While your baby has been delivered, you may wonder why you still have a squishy, round midsection that makes you appear like you’re six months on the way. A lot of women also have this dark line coursing through their abdomen. This is called the linea nigra.
How can I fix my hormonal imbalance after pregnancy?
Below are natural methods to help fix or maintain hormonal balance:
- Stay away from refined carbohydrates and sugar.
- Eat sufficient amounts of protein for each meal of the day.
- Learn ways to cope with stress.
- Avoid under-eating as well as over-eating.
- Drink green tea regularly.
- Consume fatty fish.
- Stay physically active.
Why do new moms cry?
Most new moms experience some or several ‘baby blues’ symptoms right after giving birth. It is believed to be caused by the abrupt change in hormones following delivery, sleep deprivation, fatigue, isolation, and stress. Because of all these, new moms may often feel overwhelmed, tearful, and emotionally sensitive.
How do mothers feel after birth?
During the first weeks of taking care of their newborn, most new mothers feel frustrated, worried, dazed, and tired. These feelings combined are often called the baby blues. They get better after a few weeks, though, when they eventually grow stronger and more stable emotionally.
How long does it take to feel normal after giving birth?
Completely recovery from pregnancy and delivery could take months. Many women feel almost entirely healed after six to eight weeks, but it could also take longer to feel normal again. During this period, the new mom feels like her body has turned against her, but she must not get depressed, as this will soon pass.
What is a postpartum woman?
A postpartum woman is a mother who just gave birth. Postpartum pertains to the new mother, while postnatal pertains to the baby.
How long does anxiety last after having a baby?
Unlike the usual baby blues that persist for approximately two weeks, anxiety after giving birth, unfortunately, does not always disappear by itself. It is vital to seek help if your anxiety has resulted in sleep deprivation or too much worry. In moderate or severe cases of postpartum anxiety can even persist indefinitely.
What do baby blues mean?
Baby blues are emotions of unhappiness that a new mother may experience a few days after giving birth. These are also known as postpartum blues.
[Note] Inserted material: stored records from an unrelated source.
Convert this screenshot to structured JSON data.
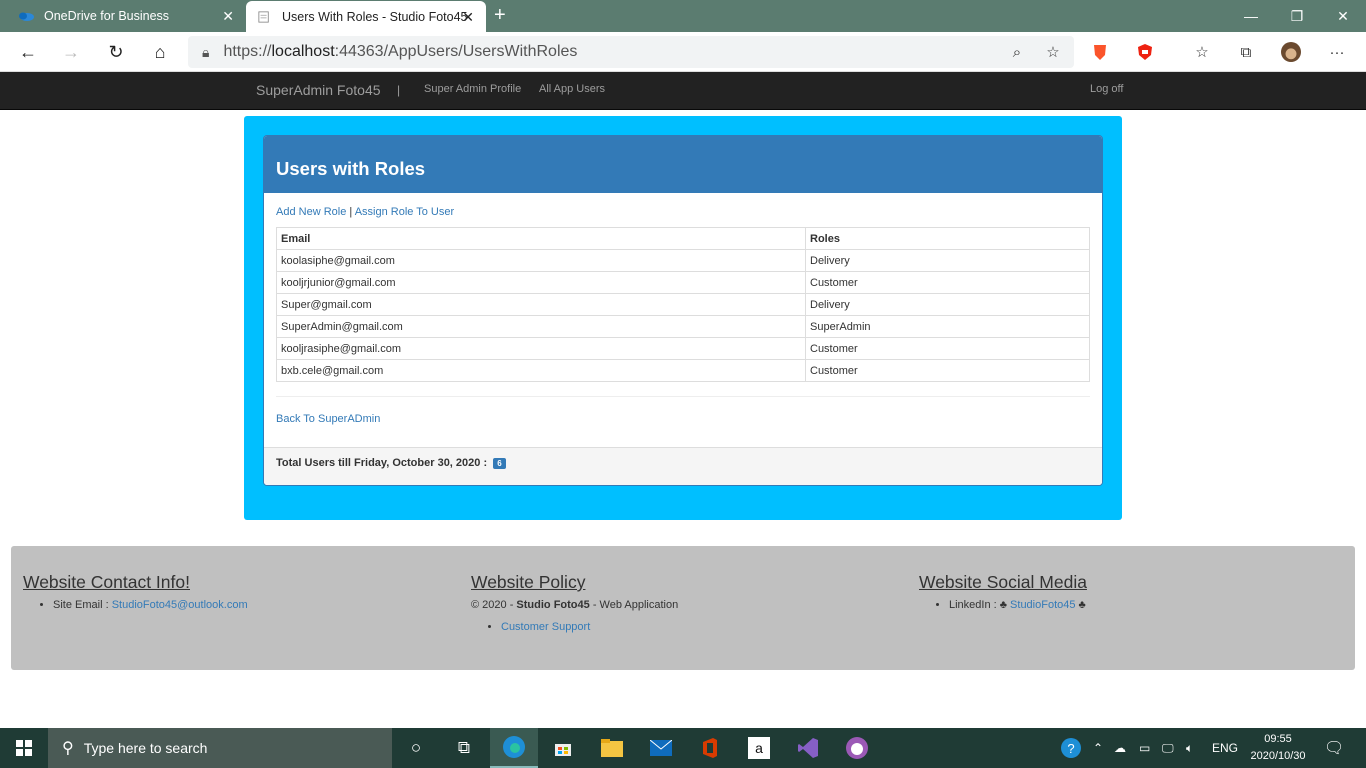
{
  "browser": {
    "tabs": [
      {
        "title": "OneDrive for Business"
      },
      {
        "title": "Users With Roles - Studio Foto45"
      }
    ],
    "url_prefix": "https://",
    "url_host": "localhost",
    "url_rest": ":44363/AppUsers/UsersWithRoles"
  },
  "nav": {
    "brand": "SuperAdmin Foto45",
    "separator": "|",
    "links": [
      "Super Admin Profile",
      "All App Users"
    ],
    "logoff": "Log off"
  },
  "panel": {
    "title": "Users with Roles",
    "actions": {
      "add_role": "Add New Role",
      "pipe": "|",
      "assign_role": "Assign Role To User"
    },
    "table": {
      "headers": [
        "Email",
        "Roles"
      ],
      "rows": [
        [
          "koolasiphe@gmail.com",
          "Delivery"
        ],
        [
          "kooljrjunior@gmail.com",
          "Customer"
        ],
        [
          "Super@gmail.com",
          "Delivery"
        ],
        [
          "SuperAdmin@gmail.com",
          "SuperAdmin"
        ],
        [
          "kooljrasiphe@gmail.com",
          "Customer"
        ],
        [
          "bxb.cele@gmail.com",
          "Customer"
        ]
      ]
    },
    "back_link": "Back To SuperADmin",
    "footer_text": "Total Users till Friday, October 30, 2020 :",
    "user_count": "6"
  },
  "footer": {
    "contact": {
      "heading": "Website Contact Info!",
      "label": "Site Email :",
      "email": "StudioFoto45@outlook.com"
    },
    "policy": {
      "heading": "Website Policy",
      "copyright_prefix": "© 2020 -",
      "company": "Studio Foto45",
      "suffix": "- Web Application",
      "support": "Customer Support"
    },
    "social": {
      "heading": "Website Social Media",
      "label": "LinkedIn :",
      "club1": "♣",
      "link": "StudioFoto45",
      "club2": "♣"
    }
  },
  "taskbar": {
    "search_placeholder": "Type here to search",
    "language": "ENG",
    "time": "09:55",
    "date": "2020/10/30"
  },
  "colors": {
    "accent": "#337ab7",
    "outer_box": "#00bfff",
    "navbar": "#222222",
    "footer": "#c0c0c0"
  }
}
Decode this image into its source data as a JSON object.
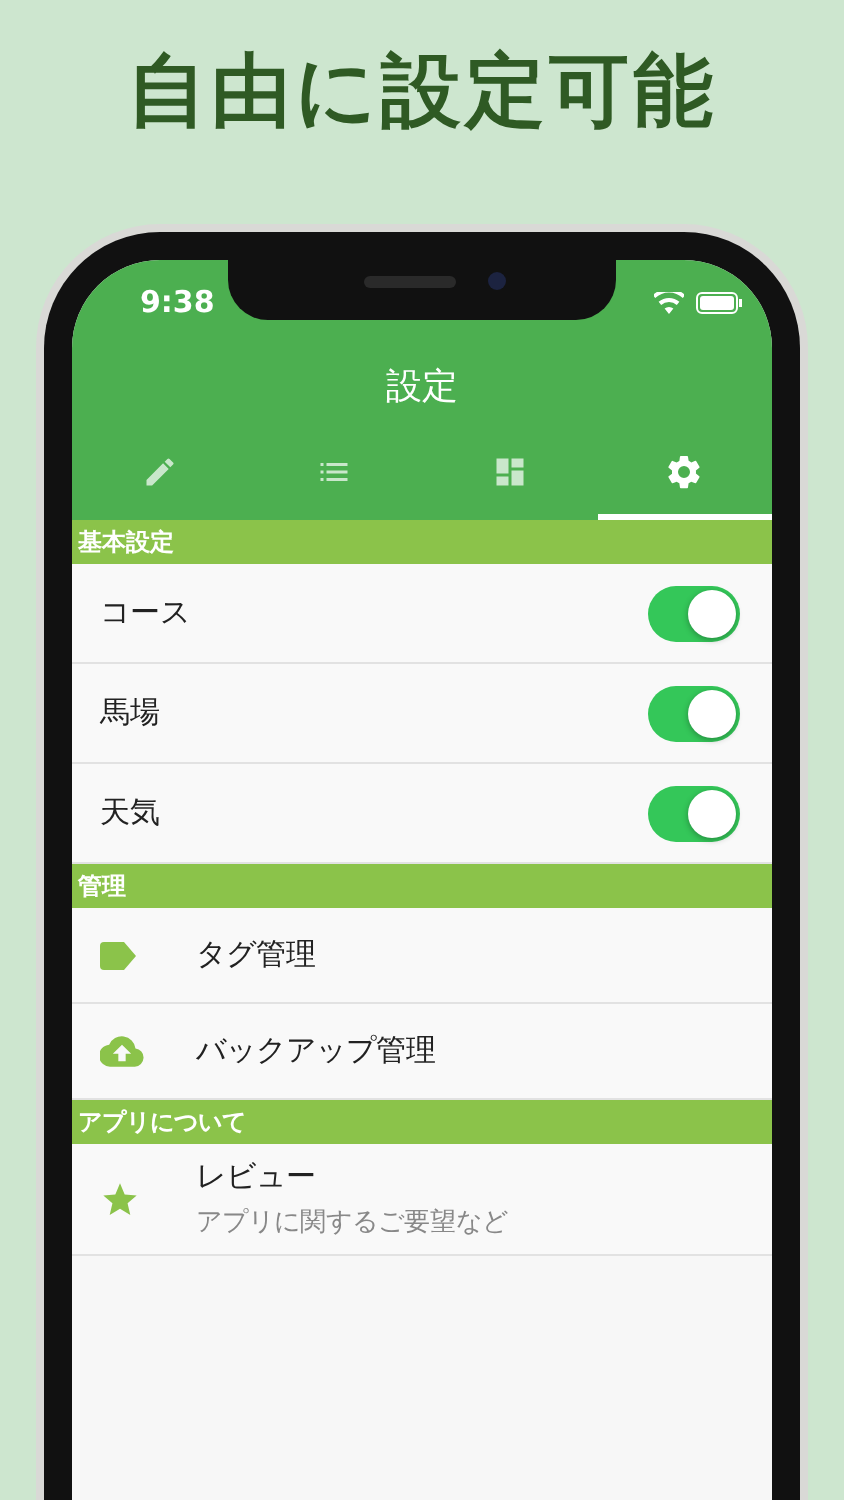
{
  "headline": "自由に設定可能",
  "status_bar": {
    "time": "9:38"
  },
  "title": "設定",
  "tabs": [
    {
      "selected": false
    },
    {
      "selected": false
    },
    {
      "selected": false
    },
    {
      "selected": true
    }
  ],
  "sections": [
    {
      "title": "基本設定",
      "items": [
        {
          "kind": "toggle",
          "label": "コース",
          "on": true
        },
        {
          "kind": "toggle",
          "label": "馬場",
          "on": true
        },
        {
          "kind": "toggle",
          "label": "天気",
          "on": true
        }
      ]
    },
    {
      "title": "管理",
      "items": [
        {
          "kind": "link",
          "label": "タグ管理"
        },
        {
          "kind": "link",
          "label": "バックアップ管理"
        }
      ]
    },
    {
      "title": "アプリについて",
      "items": [
        {
          "kind": "link",
          "label": "レビュー",
          "sublabel": "アプリに関するご要望など"
        }
      ]
    }
  ]
}
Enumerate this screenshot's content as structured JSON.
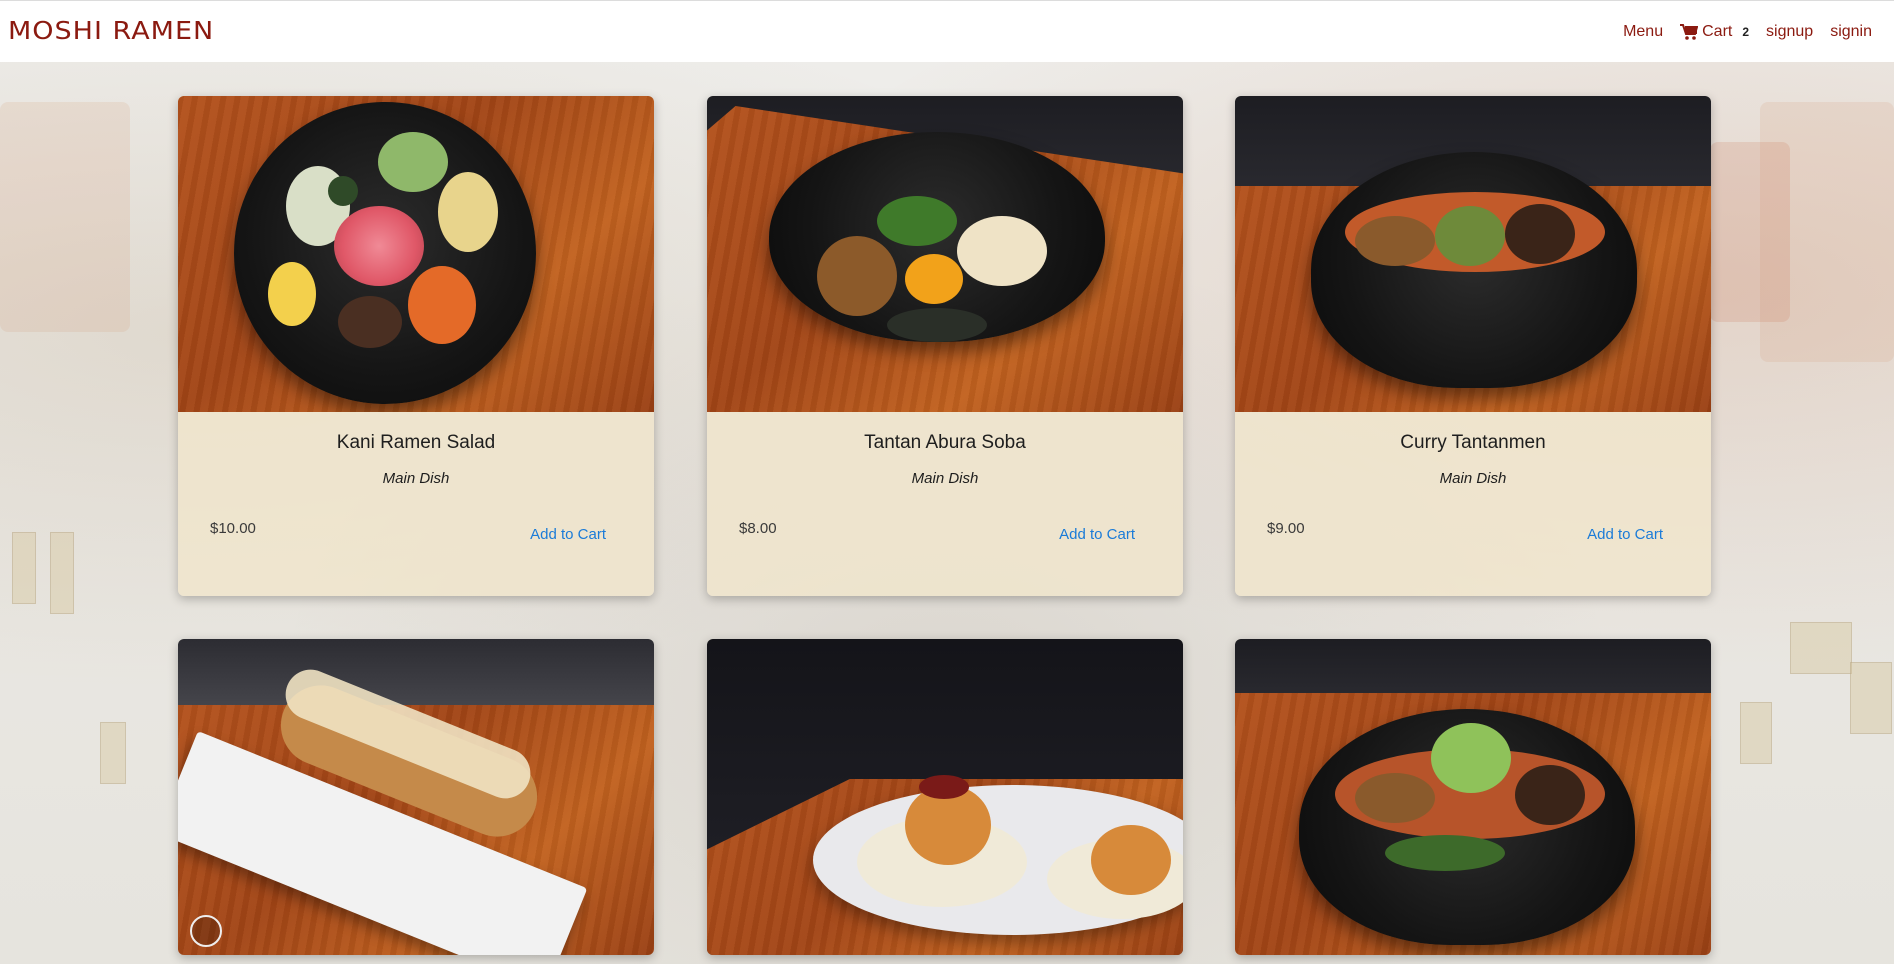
{
  "brand": {
    "logo_text": "MOSHI RAMEN"
  },
  "nav": {
    "menu_label": "Menu",
    "cart_label": "Cart",
    "cart_count": "2",
    "signup_label": "signup",
    "signin_label": "signin"
  },
  "colors": {
    "brand": "#8b1a10",
    "link": "#1a7bd8"
  },
  "products": [
    {
      "name": "Kani Ramen Salad",
      "category": "Main Dish",
      "price": "$10.00",
      "action": "Add to Cart"
    },
    {
      "name": "Tantan Abura Soba",
      "category": "Main Dish",
      "price": "$8.00",
      "action": "Add to Cart"
    },
    {
      "name": "Curry Tantanmen",
      "category": "Main Dish",
      "price": "$9.00",
      "action": "Add to Cart"
    },
    {
      "name": "",
      "category": "",
      "price": "",
      "action": ""
    },
    {
      "name": "",
      "category": "",
      "price": "",
      "action": ""
    },
    {
      "name": "",
      "category": "",
      "price": "",
      "action": ""
    }
  ]
}
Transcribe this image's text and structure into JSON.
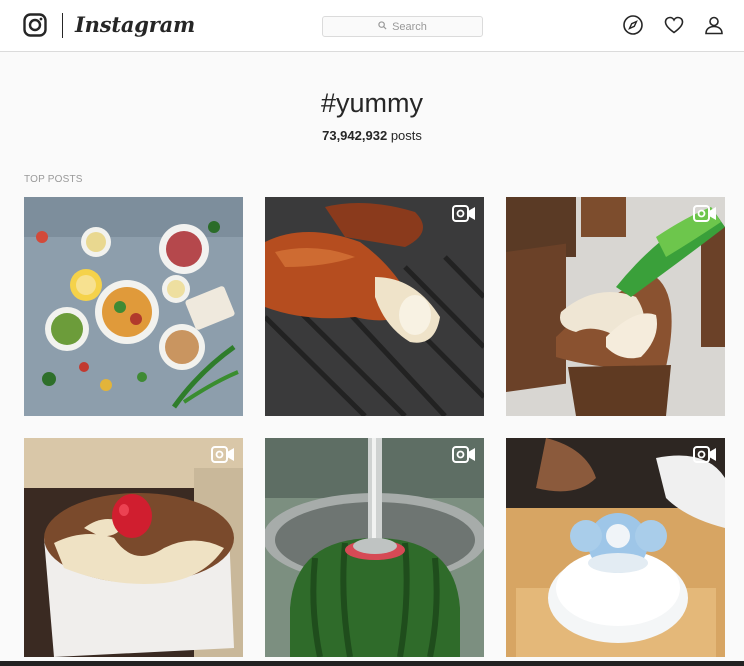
{
  "header": {
    "app_name": "Instagram",
    "search_placeholder": "Search",
    "icons": [
      "compass-icon",
      "heart-icon",
      "profile-icon"
    ]
  },
  "hashtag": {
    "title": "#yummy",
    "post_count": "73,942,932",
    "post_count_unit": "posts"
  },
  "section": {
    "label": "TOP POSTS"
  },
  "posts": [
    {
      "subject": "food flat lay",
      "is_video": false
    },
    {
      "subject": "grilled squid",
      "is_video": true
    },
    {
      "subject": "chocolate cake decorating",
      "is_video": true
    },
    {
      "subject": "tiramisu cake with strawberry",
      "is_video": true
    },
    {
      "subject": "watermelon blender",
      "is_video": true
    },
    {
      "subject": "shaved ice dessert",
      "is_video": true,
      "overlay_text": "present"
    }
  ]
}
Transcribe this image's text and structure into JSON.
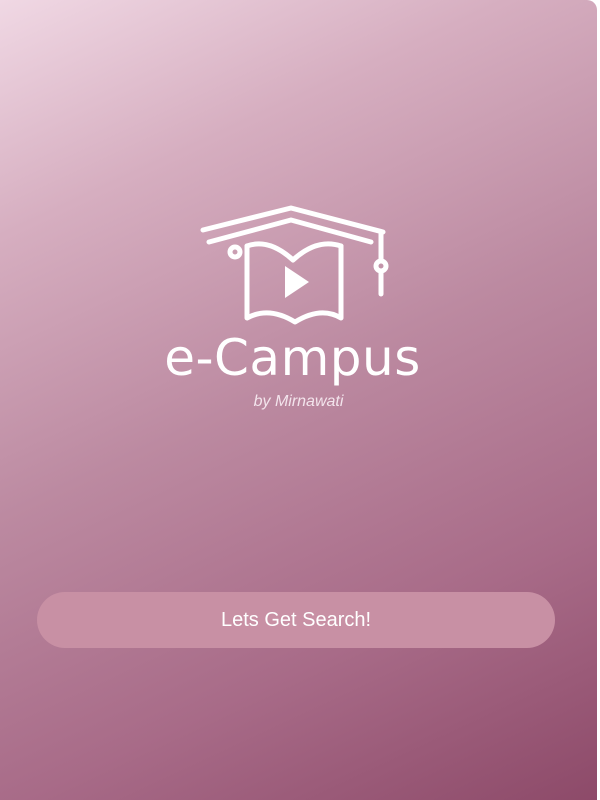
{
  "app": {
    "logo_icon": "graduation-cap-play-book-icon",
    "name": "e-Campus",
    "byline": "by Mirnawati"
  },
  "actions": {
    "primary_label": "Lets Get Search!"
  },
  "colors": {
    "gradient_start": "#f0d8e4",
    "gradient_end": "#8d4a69",
    "button": "#c890a4",
    "text": "#ffffff"
  }
}
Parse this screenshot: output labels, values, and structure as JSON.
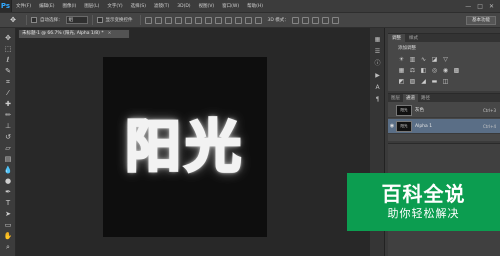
{
  "app": {
    "logo": "Ps"
  },
  "menu": [
    "文件(F)",
    "编辑(E)",
    "图像(I)",
    "图层(L)",
    "文字(Y)",
    "选择(S)",
    "滤镜(T)",
    "3D(D)",
    "视图(V)",
    "窗口(W)",
    "帮助(H)"
  ],
  "window_controls": [
    "—",
    "□",
    "✕"
  ],
  "options_bar": {
    "auto_select_label": "自动选择：",
    "auto_select_value": "组",
    "transform_controls_label": "显示变换控件",
    "mode_3d_label": "3D 模式：",
    "workspace_label": "基本功能"
  },
  "document": {
    "tab_title": "未标题-1 @ 66.7% (阳光, Alpha 1/8) *",
    "canvas_text": "阳光"
  },
  "adjustments_panel": {
    "tabs": [
      "调整",
      "样式"
    ],
    "title": "添加调整"
  },
  "layers_panel": {
    "tabs": [
      "图层",
      "通道",
      "路径"
    ],
    "rows": [
      {
        "thumb": "阳光",
        "name": "灰色",
        "shortcut": "Ctrl+3"
      },
      {
        "thumb": "阳光",
        "name": "Alpha 1",
        "shortcut": "Ctrl+4"
      }
    ]
  },
  "watermark": {
    "title": "百科全说",
    "subtitle": "助你轻松解决"
  }
}
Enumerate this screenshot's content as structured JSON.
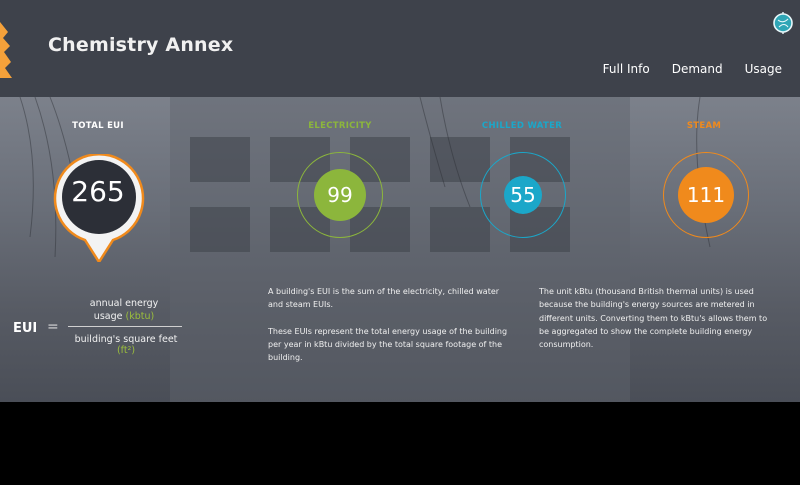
{
  "header": {
    "title": "Chemistry Annex",
    "nav": [
      "Full Info",
      "Demand",
      "Usage"
    ]
  },
  "metrics": {
    "total": {
      "label": "TOTAL EUI",
      "value": "265"
    },
    "electricity": {
      "label": "ELECTRICITY",
      "value": "99",
      "color": "#8cb63c"
    },
    "chilled_water": {
      "label": "CHILLED WATER",
      "value": "55",
      "color": "#1ba7c9"
    },
    "steam": {
      "label": "STEAM",
      "value": "111",
      "color": "#f08a1c"
    }
  },
  "formula": {
    "lhs": "EUI",
    "equals": "=",
    "numerator_line1": "annual energy",
    "numerator_line2": "usage",
    "numerator_unit": "(kbtu)",
    "denominator": "building's square feet",
    "denominator_unit": "(ft²)"
  },
  "text": {
    "para1": "A building's EUI is the sum of the electricity, chilled water and steam EUIs.",
    "para2": "These EUIs represent the total energy usage of the building per year in kBtu divided by the total square footage of the building.",
    "para3": "The unit kBtu (thousand British thermal units) is used because the building's energy sources are metered in different units. Converting them to kBtu's allows them to be aggregated to show the complete building energy consumption."
  }
}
What happens to the baby when the mother cries?
Having occasional crying bouts would not tend to hurt your unborn baby. However, more severe episodes of depression and constant crying could potentially impact your pregnancy and your baby negatively.
If you have experienced postpartum depression in the past, inform your obstetrician if you plan to become pregnant or just as soon as you know that you’re pregnant. During pregnancy, your OB can monitor you thoroughly for indications of depression. He or she may require you to take a depression questionnaire before and after giving birth. When the depression is mild, this can be dealt with successfully through counseling and joining support groups.
Postpartum depression is not only weakness or a personality glitch. Often, it is merely a complication of delivery. If you experience postpartum depression, proper treatment can help you deal with your symptoms and connect successfully with your baby.